Summit presentation and break-out session topics included viticulture production, economic development, climate tools for operation management, brand development, and technology integration. The summit gave organizers feedback Extension can use to meet industry needs, said Sherman, who has since left Extension.

“What came out at the top was science-based information specific to Arizona. It is an arid wine grape-growing climate, and they need more information that’s related to that, not from California, not from Washington, not from Oregon,” Sherman said.

Growing conditions differ even within the state. A wine produced from a Syrah grape grown in Sonoita will taste different from one grown in Verde Valley, he said.

Sherman secured funding for the summit before the Covid-19 pandemic, which delayed the gathering.
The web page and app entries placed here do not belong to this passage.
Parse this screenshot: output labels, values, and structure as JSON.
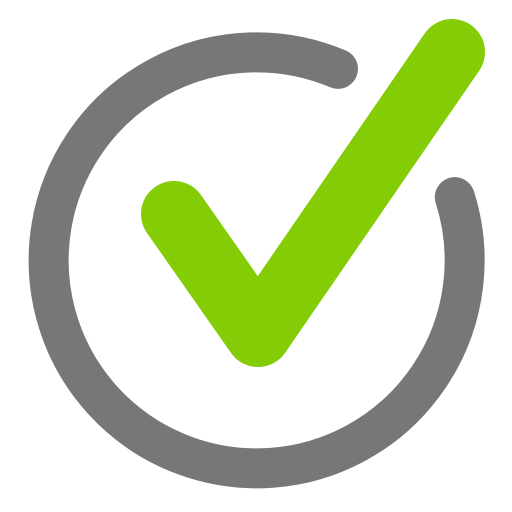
{
  "icon": {
    "name": "checkmark-in-circle-icon",
    "ring_color": "#777777",
    "check_color": "#84CC06",
    "background": "#FFFFFF"
  }
}
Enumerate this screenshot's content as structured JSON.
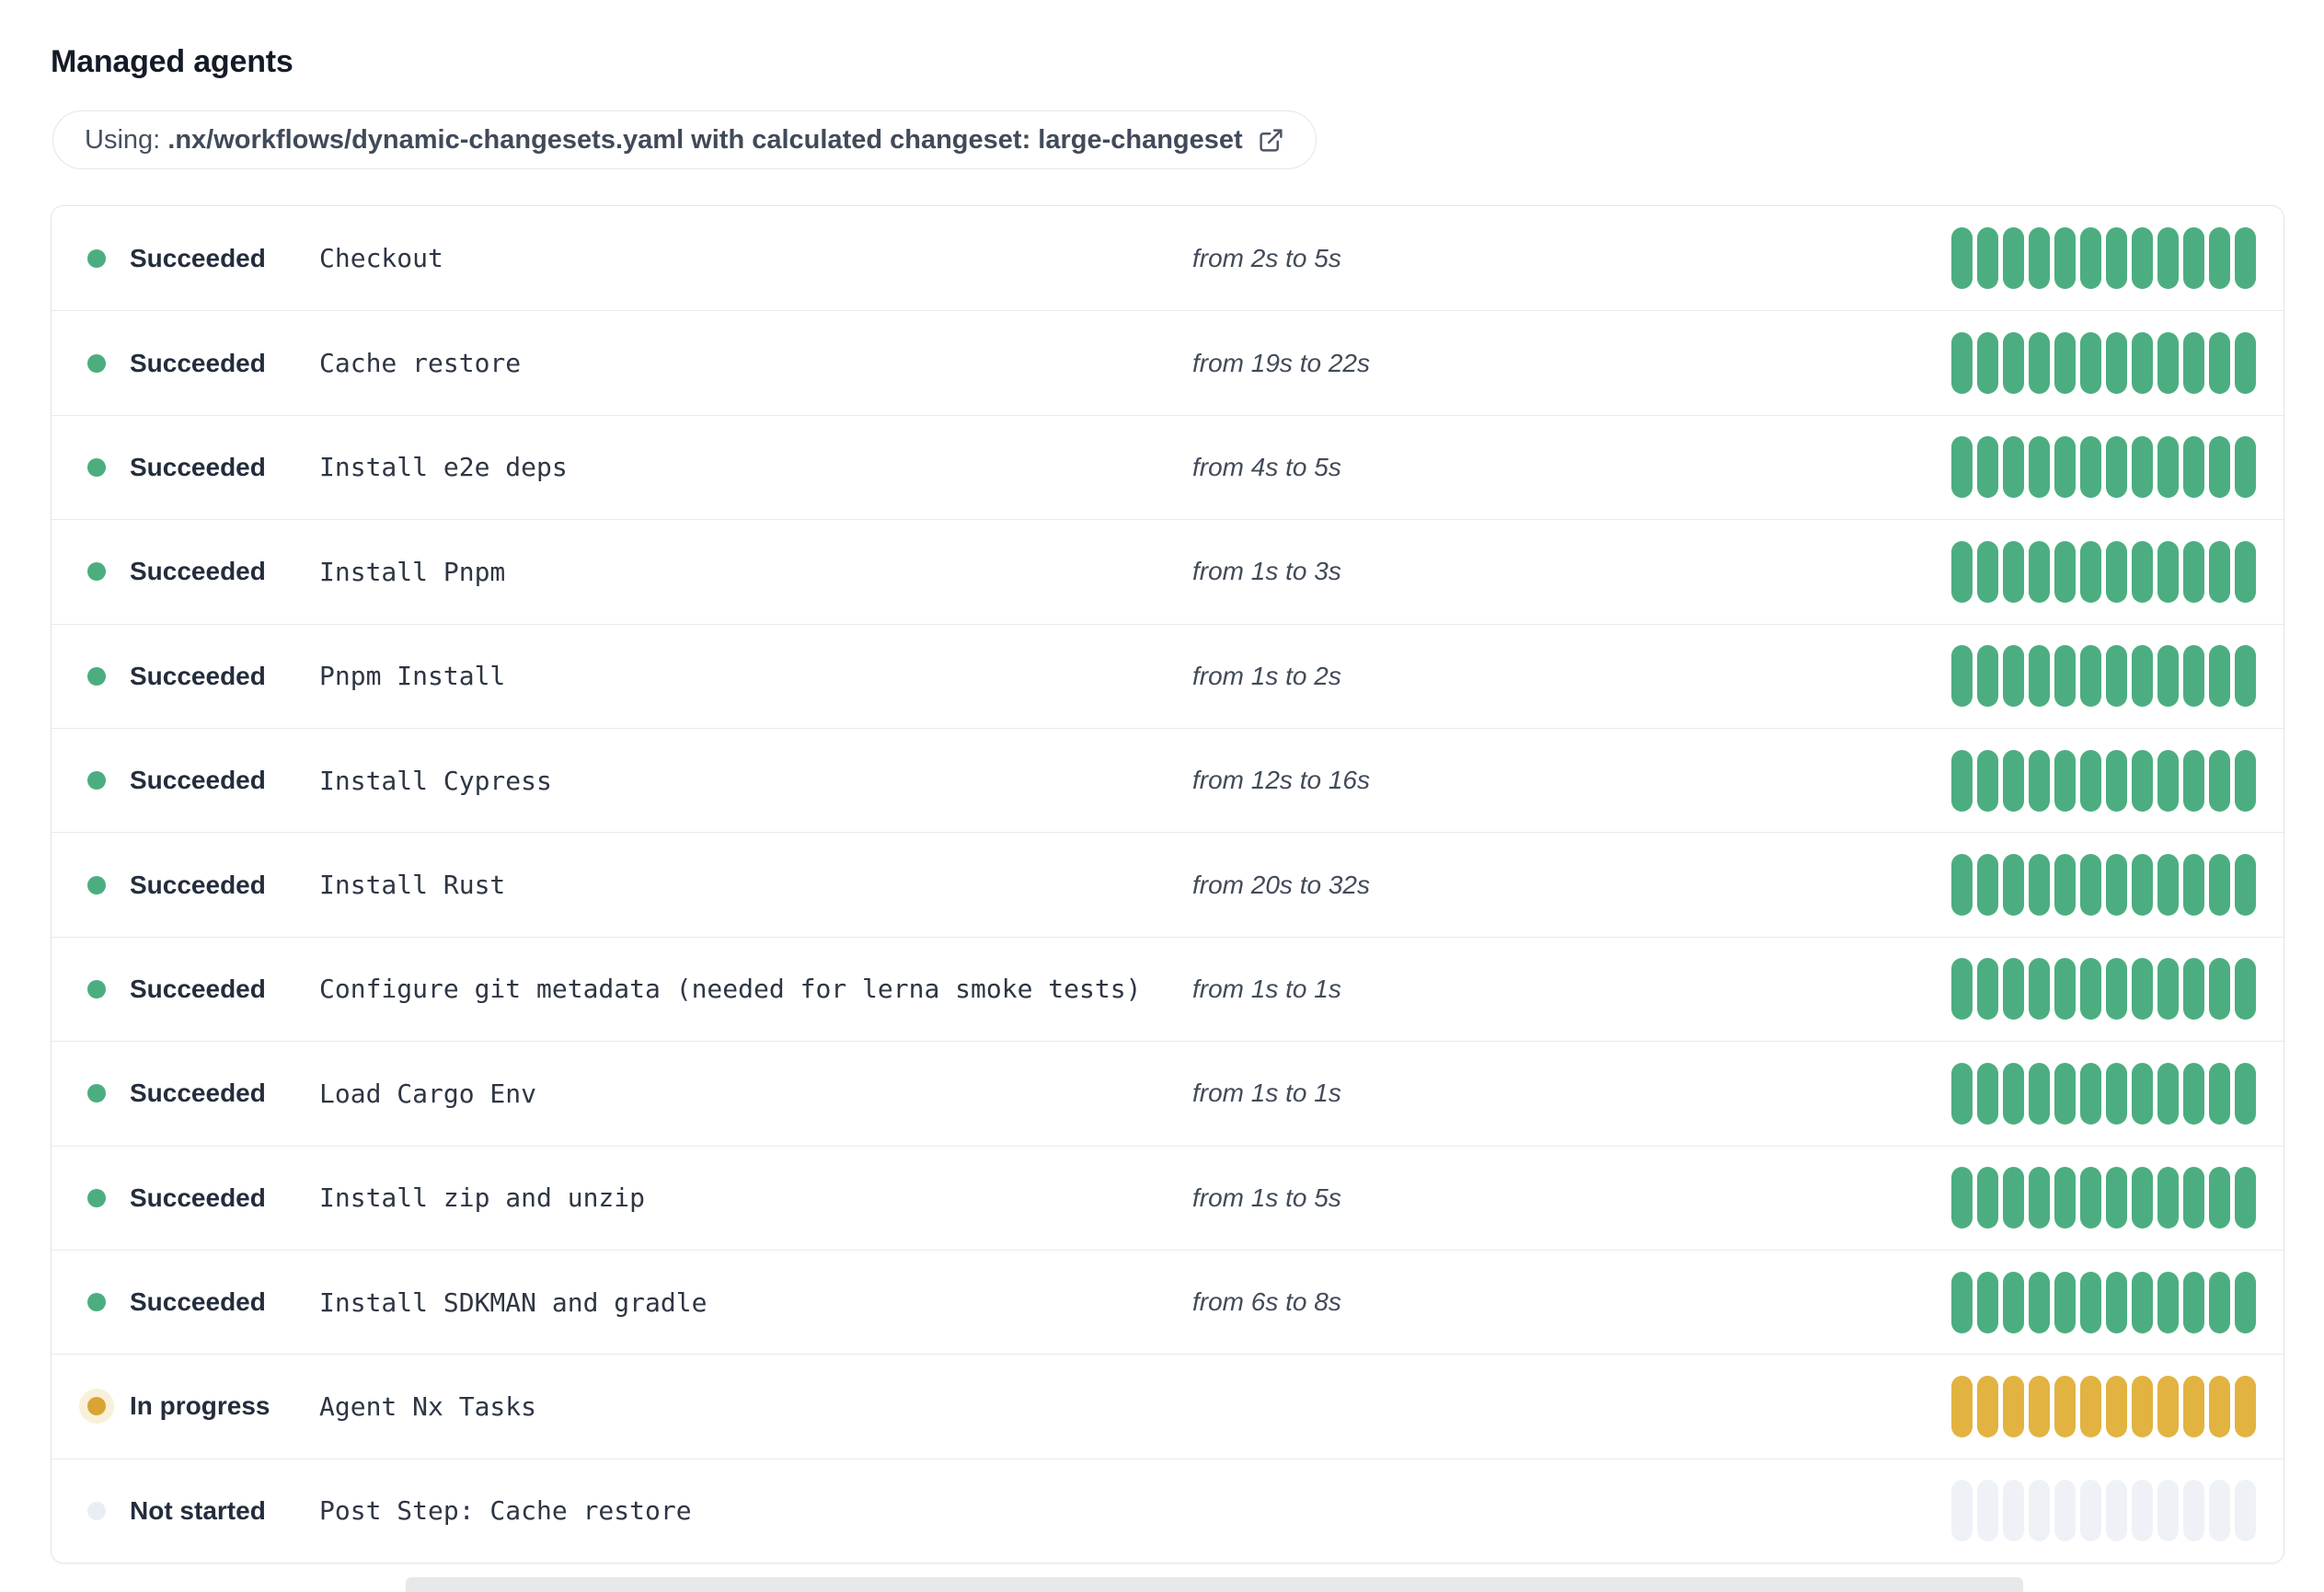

They waited, because gathering in person was important to building relationships, which can foster collaboration, he said.

Collective effort is vital to the industry, because many grants from the U.S. Department of Agriculture require it. Without the collaborative infrastructure, many grants are out of reach for Extension researchers hoping to study grapes, said Valerie Rauluk, founder and CEO of the economic development consulting firm Venture Catalyst Inc.

“You have to have a collaboration. You have to have the producers, the university, and the people who supply that ecosystem all working together,” Rauluk said.

Knowledge transfer

Efforts to help the wine industry are an apt expression of Extension’s deepest purpose – transmitting knowledge, said Ethan Orr, Extension associate director for Agriculture and Natural Resources.

“Every time we expand what that knowledge is and who gets that knowledge, we get a massive return in benefits. Our job is to make you more productive, and my job is to listen to you and say, ‘How do we do that?” Orr told the gathering.

Extension hosted the event with Visit Southern Arizona Inc. and Designing Arizona Signatures. In the coming months, stakeholders will work together to craft a strategic plan for the state wine industry.